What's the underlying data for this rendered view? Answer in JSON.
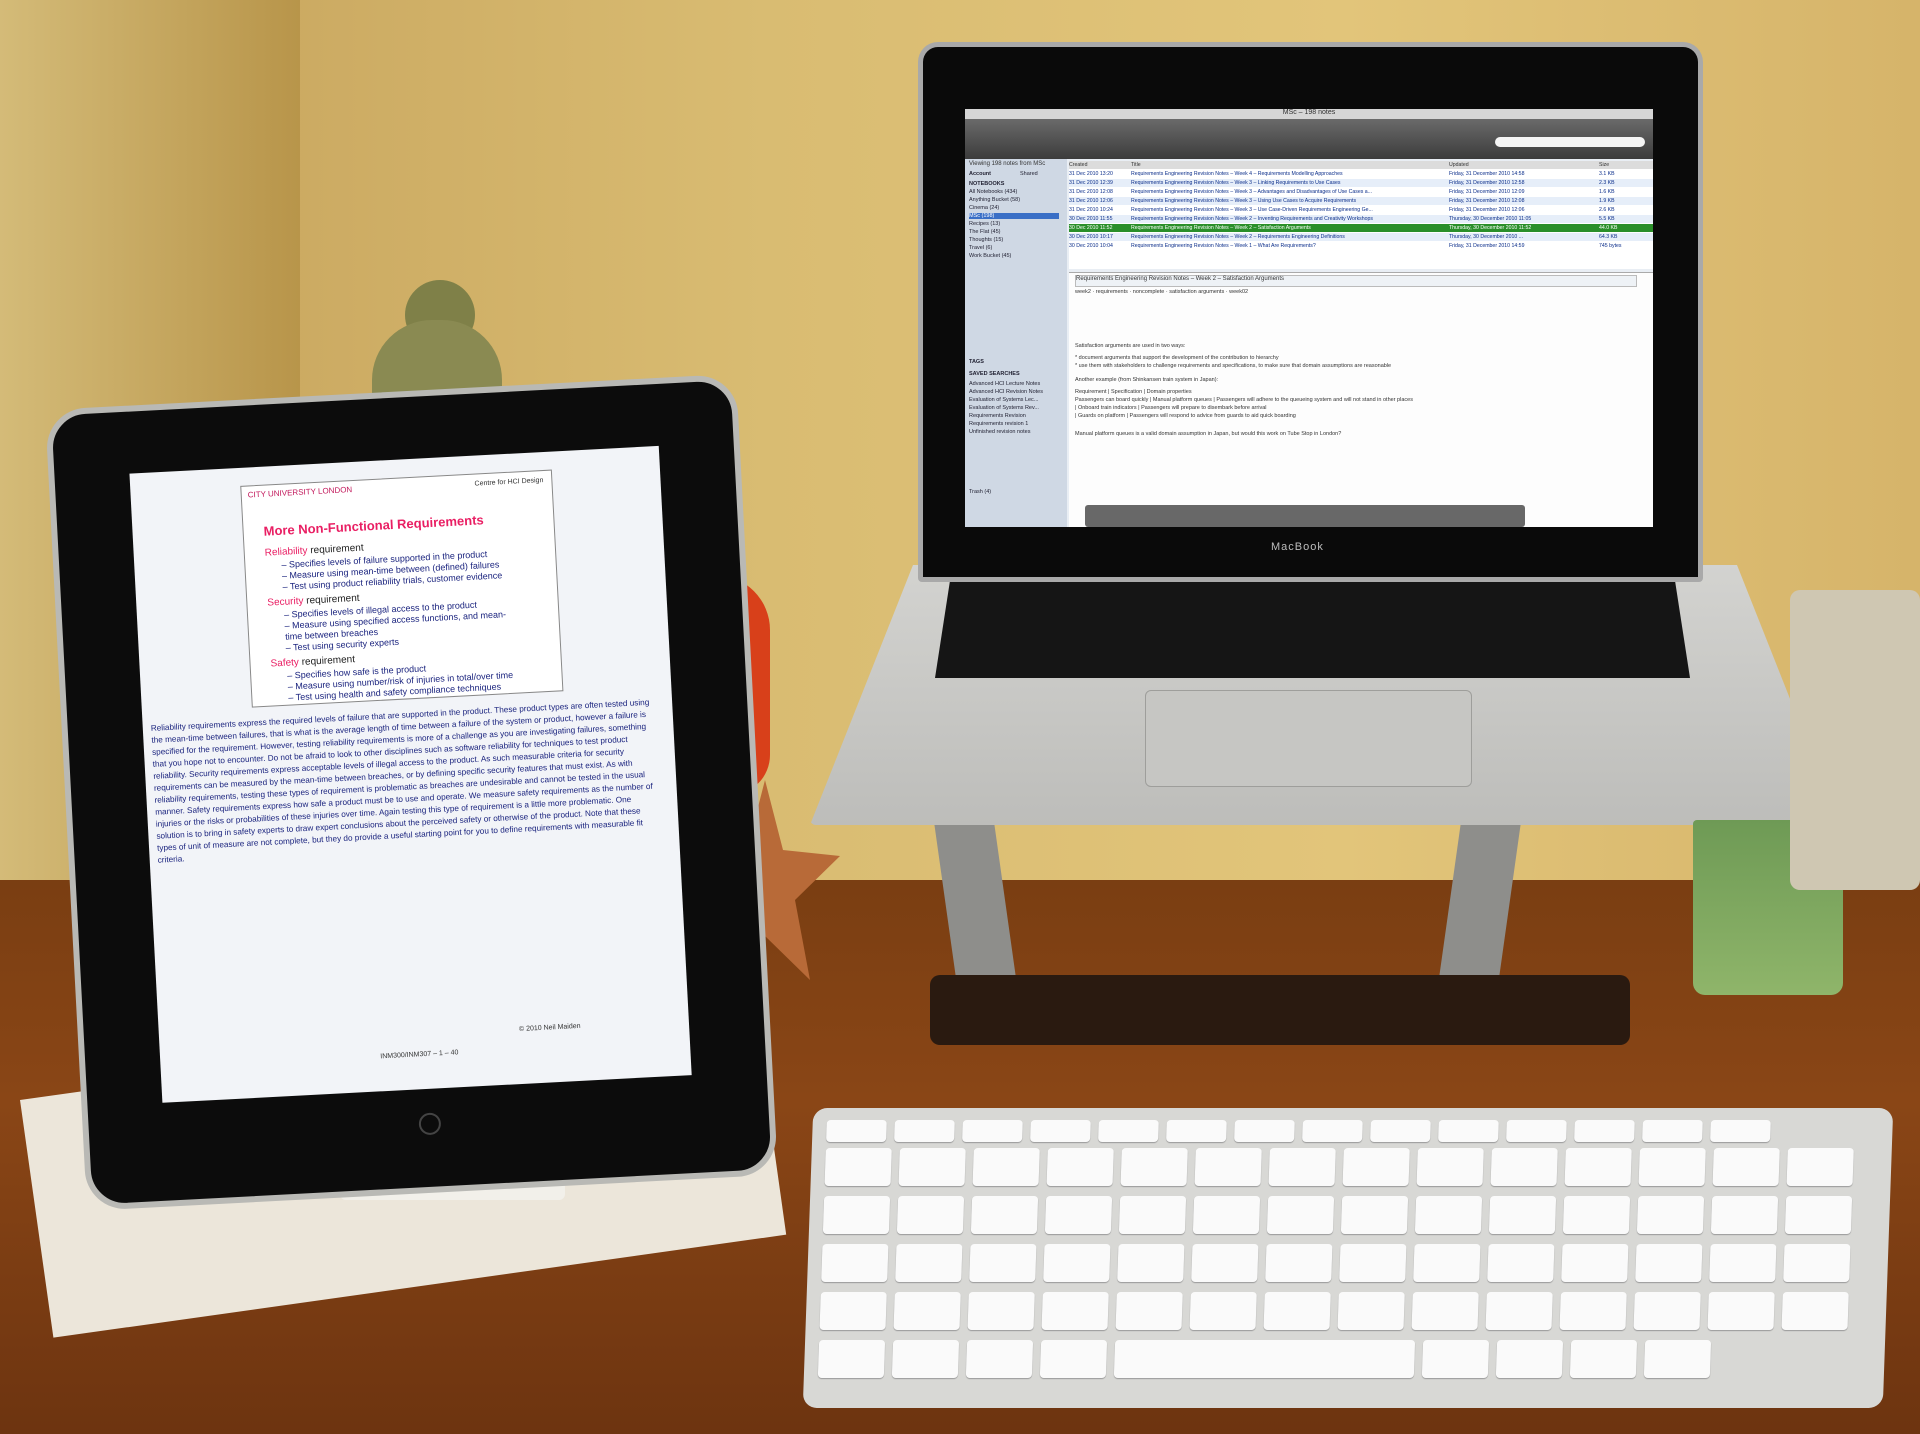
{
  "ipad": {
    "doc": {
      "header_left": "CITY UNIVERSITY LONDON",
      "header_right": "Centre for HCI Design",
      "title": "More Non-Functional Requirements",
      "requirements": [
        {
          "name": "Reliability",
          "suffix": " requirement",
          "bullets": [
            "– Specifies levels of failure supported in the product",
            "– Measure using mean-time between (defined) failures",
            "– Test using product reliability trials, customer evidence"
          ]
        },
        {
          "name": "Security",
          "suffix": " requirement",
          "bullets": [
            "– Specifies levels of illegal access to the product",
            "– Measure using specified access functions, and mean-",
            "  time between breaches",
            "– Test using security experts"
          ]
        },
        {
          "name": "Safety",
          "suffix": " requirement",
          "bullets": [
            "– Specifies how safe is the product",
            "– Measure using number/risk of injuries in total/over time",
            "– Test using health and safety compliance techniques"
          ]
        }
      ],
      "body": "Reliability requirements express the required levels of failure that are supported in the product. These product types are often tested using the mean-time between failures, that is what is the average length of time between a failure of the system or product, however a failure is specified for the requirement. However, testing reliability requirements is more of a challenge as you are investigating failures, something that you hope not to encounter. Do not be afraid to look to other disciplines such as software reliability for techniques to test product reliability. Security requirements express acceptable levels of illegal access to the product. As such measurable criteria for security requirements can be measured by the mean-time between breaches, or by defining specific security features that must exist. As with reliability requirements, testing these types of requirement is problematic as breaches are undesirable and cannot be tested in the usual manner. Safety requirements express how safe a product must be to use and operate. We measure safety requirements as the number of injuries or the risks or probabilities of these injuries over time. Again testing this type of requirement is a little more problematic. One solution is to bring in safety experts to draw expert conclusions about the perceived safety or otherwise of the product. Note that these types of unit of measure are not complete, but they do provide a useful starting point for you to define requirements with measurable fit criteria.",
      "copyright": "© 2010 Neil Maiden",
      "page": "INM300/INM307 – 1 – 40"
    }
  },
  "macbook": {
    "brand": "MacBook",
    "app": {
      "title": "MSc – 198 notes",
      "viewing": "Viewing 198 notes from MSc",
      "tabs": [
        "Account",
        "Shared"
      ],
      "sidebar_heading": "NOTEBOOKS",
      "notebooks": [
        {
          "label": "All Notebooks (434)",
          "selected": false
        },
        {
          "label": "Anything Bucket (58)",
          "selected": false
        },
        {
          "label": "Cinema (24)",
          "selected": false
        },
        {
          "label": "MSc (198)",
          "selected": true
        },
        {
          "label": "Recipes (13)",
          "selected": false
        },
        {
          "label": "The Flat (45)",
          "selected": false
        },
        {
          "label": "Thoughts (15)",
          "selected": false
        },
        {
          "label": "Travel (6)",
          "selected": false
        },
        {
          "label": "Work Bucket (45)",
          "selected": false
        }
      ],
      "tags_heading": "TAGS",
      "searches_heading": "SAVED SEARCHES",
      "searches": [
        "Advanced HCI Lecture Notes",
        "Advanced HCI Revision Notes",
        "Evaluation of Systems Lec...",
        "Evaluation of Systems Rev...",
        "Requirements Revision",
        "Requirements revision 1",
        "Unfinished revision notes"
      ],
      "trash": "Trash (4)",
      "columns": [
        "Created",
        "Title",
        "Updated",
        "Size"
      ],
      "notes": [
        {
          "created": "31 Dec 2010 13:20",
          "title": "Requirements Engineering Revision Notes – Week 4 – Requirements Modelling Approaches",
          "updated": "Friday, 31 December 2010 14:58",
          "size": "3.1 KB",
          "selected": false
        },
        {
          "created": "31 Dec 2010 12:39",
          "title": "Requirements Engineering Revision Notes – Week 3 – Linking Requirements to Use Cases",
          "updated": "Friday, 31 December 2010 12:58",
          "size": "2.3 KB",
          "selected": false
        },
        {
          "created": "31 Dec 2010 12:08",
          "title": "Requirements Engineering Revision Notes – Week 3 – Advantages and Disadvantages of Use Cases a...",
          "updated": "Friday, 31 December 2010 12:09",
          "size": "1.6 KB",
          "selected": false
        },
        {
          "created": "31 Dec 2010 12:06",
          "title": "Requirements Engineering Revision Notes – Week 3 – Using Use Cases to Acquire Requirements",
          "updated": "Friday, 31 December 2010 12:08",
          "size": "1.9 KB",
          "selected": false
        },
        {
          "created": "31 Dec 2010 10:24",
          "title": "Requirements Engineering Revision Notes – Week 3 – Use Case-Driven Requirements Engineering Ge...",
          "updated": "Friday, 31 December 2010 12:06",
          "size": "2.6 KB",
          "selected": false
        },
        {
          "created": "30 Dec 2010 11:55",
          "title": "Requirements Engineering Revision Notes – Week 2 – Inventing Requirements and Creativity Workshops",
          "updated": "Thursday, 30 December 2010 11:05",
          "size": "5.5 KB",
          "selected": false
        },
        {
          "created": "30 Dec 2010 11:52",
          "title": "Requirements Engineering Revision Notes – Week 2 – Satisfaction Arguments",
          "updated": "Thursday, 30 December 2010 11:52",
          "size": "44.0 KB",
          "selected": true
        },
        {
          "created": "30 Dec 2010 10:17",
          "title": "Requirements Engineering Revision Notes – Week 2 – Requirements Engineering Definitions",
          "updated": "Thursday, 30 December 2010 ...",
          "size": "64.3 KB",
          "selected": false
        },
        {
          "created": "30 Dec 2010 10:04",
          "title": "Requirements Engineering Revision Notes – Week 1 – What Are Requirements?",
          "updated": "Friday, 31 December 2010 14:59",
          "size": "745 bytes",
          "selected": false
        }
      ],
      "note_title": "Requirements Engineering Revision Notes – Week 2 – Satisfaction Arguments",
      "note_tags": [
        "week2",
        "requirements",
        "noncomplete",
        "satisfaction arguments",
        "week02"
      ],
      "note_lines": [
        "Satisfaction arguments are used in two ways:",
        "* document arguments that support the development of the contribution to hierarchy",
        "* use them with stakeholders to challenge requirements and specifications, to make sure that domain assumptions are reasonable",
        "Another example (from Shinkansen train system in Japan):",
        "Requirement | Specification | Domain properties",
        "Passengers can board quickly | Manual platform queues | Passengers will adhere to the queueing system and will not stand in other places",
        "                | Onboard train indicators | Passengers will prepare to disembark before arrival",
        "                | Guards on platform | Passengers will respond to advice from guards to aid quick boarding",
        "Manual platform queues is a valid domain assumption in Japan, but would this work on Tube Stop in London?"
      ]
    }
  },
  "keyboard": {
    "rows": 6
  }
}
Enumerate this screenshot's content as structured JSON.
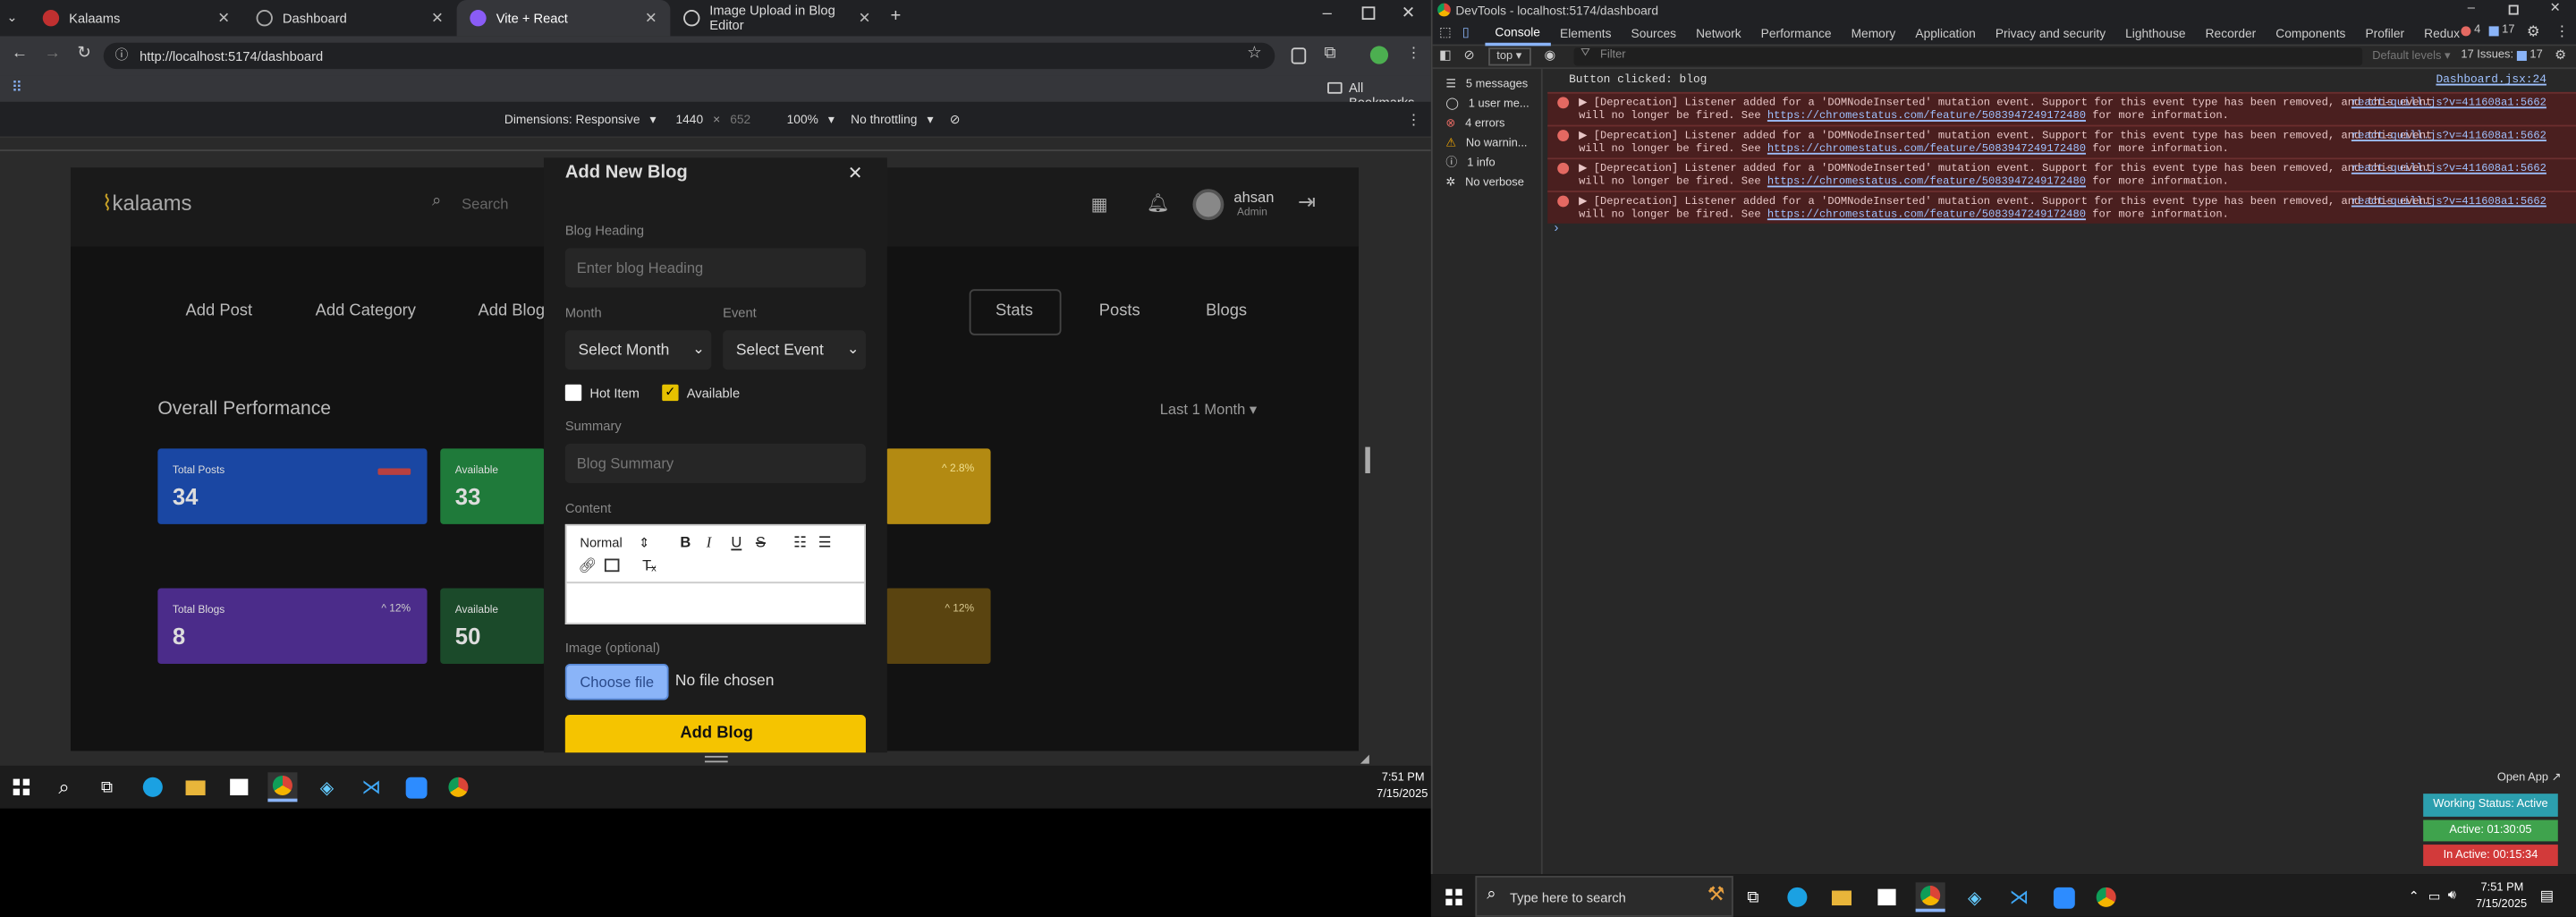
{
  "browser": {
    "tabs": [
      "Kalaams",
      "Dashboard",
      "Vite + React",
      "Image Upload in Blog Editor"
    ],
    "url": "http://localhost:5174/dashboard",
    "bookmarks_label": "All Bookmarks",
    "device": {
      "dimensions": "Dimensions: Responsive",
      "width": "1440",
      "height": "652",
      "zoom": "100%",
      "throttle": "No throttling"
    }
  },
  "app": {
    "logo": "kalaams",
    "search_placeholder": "Search",
    "user": {
      "name": "ahsan",
      "role": "Admin"
    },
    "nav_left": [
      "Add Post",
      "Add Category",
      "Add Blog"
    ],
    "nav_right": [
      "Stats",
      "Posts",
      "Blogs"
    ],
    "section_title": "Overall Performance",
    "range": "Last 1 Month",
    "cards": [
      {
        "label": "Total Posts",
        "value": "34",
        "pct": "",
        "color": "#1a47a3"
      },
      {
        "label": "Available",
        "value": "33",
        "pct": "",
        "color": "#1f7a3a"
      },
      {
        "label": "",
        "value": "",
        "pct": "^ 2.8%",
        "color": "#b38a12"
      },
      {
        "label": "Total Blogs",
        "value": "8",
        "pct": "^ 12%",
        "color": "#4b2c8a"
      },
      {
        "label": "Available",
        "value": "50",
        "pct": "",
        "color": "#1b4a2a"
      },
      {
        "label": "",
        "value": "",
        "pct": "^ 12%",
        "color": "#5a4410"
      }
    ]
  },
  "modal": {
    "title": "Add New Blog",
    "heading_label": "Blog Heading",
    "heading_placeholder": "Enter blog Heading",
    "month_label": "Month",
    "month_value": "Select Month",
    "event_label": "Event",
    "event_value": "Select Event",
    "hot_item": "Hot Item",
    "available": "Available",
    "summary_label": "Summary",
    "summary_placeholder": "Blog Summary",
    "content_label": "Content",
    "editor_format": "Normal",
    "image_label": "Image (optional)",
    "choose_file": "Choose file",
    "no_file": "No file chosen",
    "submit": "Add Blog"
  },
  "devtools": {
    "title": "DevTools - localhost:5174/dashboard",
    "tabs": [
      "Console",
      "Elements",
      "Sources",
      "Network",
      "Performance",
      "Memory",
      "Application",
      "Privacy and security",
      "Lighthouse",
      "Recorder",
      "Components",
      "Profiler",
      "Redux"
    ],
    "errors_count": "4",
    "issues_count": "17",
    "issues_label": "17 Issues:",
    "issues_badge": "17",
    "context": "top",
    "filter_placeholder": "Filter",
    "levels": "Default levels",
    "sidebar": [
      "5 messages",
      "1 user me...",
      "4 errors",
      "No warnin...",
      "1 info",
      "No verbose"
    ],
    "log": {
      "text": "Button clicked: blog",
      "source": "Dashboard.jsx:24"
    },
    "error_line1": "[Deprecation] Listener added for a 'DOMNodeInserted' mutation event. Support for this event type has been removed, and this event",
    "error_line2a": "will no longer be fired. See ",
    "error_link": "https://chromestatus.com/feature/5083947249172480",
    "error_line2b": " for more information.",
    "error_source": "react-quill.js?v=411608a1:5662"
  },
  "status_widget": {
    "open_app": "Open App",
    "working": "Working Status: Active",
    "active": "Active: 01:30:05",
    "inactive": "In Active: 00:15:34"
  },
  "taskbar": {
    "left_time": "7:51 PM",
    "left_date": "7/15/2025",
    "right_time": "7:51 PM",
    "right_date": "7/15/2025",
    "search_placeholder": "Type here to search"
  }
}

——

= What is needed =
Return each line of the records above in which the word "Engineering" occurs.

= Task output =
          "title": "Requirements Engineering Revision Notes – Week 4 – Requirements Modelling Approaches",
          "title": "Requirements Engineering Revision Notes – Week 3 – Linking Requirements to Use Cases",
          "title": "Requirements Engineering Revision Notes – Week 3 – Advantages and Disadvantages of Use Cases a...",
          "title": "Requirements Engineering Revision Notes – Week 3 – Using Use Cases to Acquire Requirements",
          "title": "Requirements Engineering Revision Notes – Week 3 – Use Case-Driven Requirements Engineering Ge...",
          "title": "Requirements Engineering Revision Notes – Week 2 – Inventing Requirements and Creativity Workshops",
          "title": "Requirements Engineering Revision Notes – Week 2 – Satisfaction Arguments",
          "title": "Requirements Engineering Revision Notes – Week 2 – Requirements Engineering Definitions",
          "title": "Requirements Engineering Revision Notes – Week 1 – What Are Requirements?",
      "note_title": "Requirements Engineering Revision Notes – Week 2 – Satisfaction Arguments",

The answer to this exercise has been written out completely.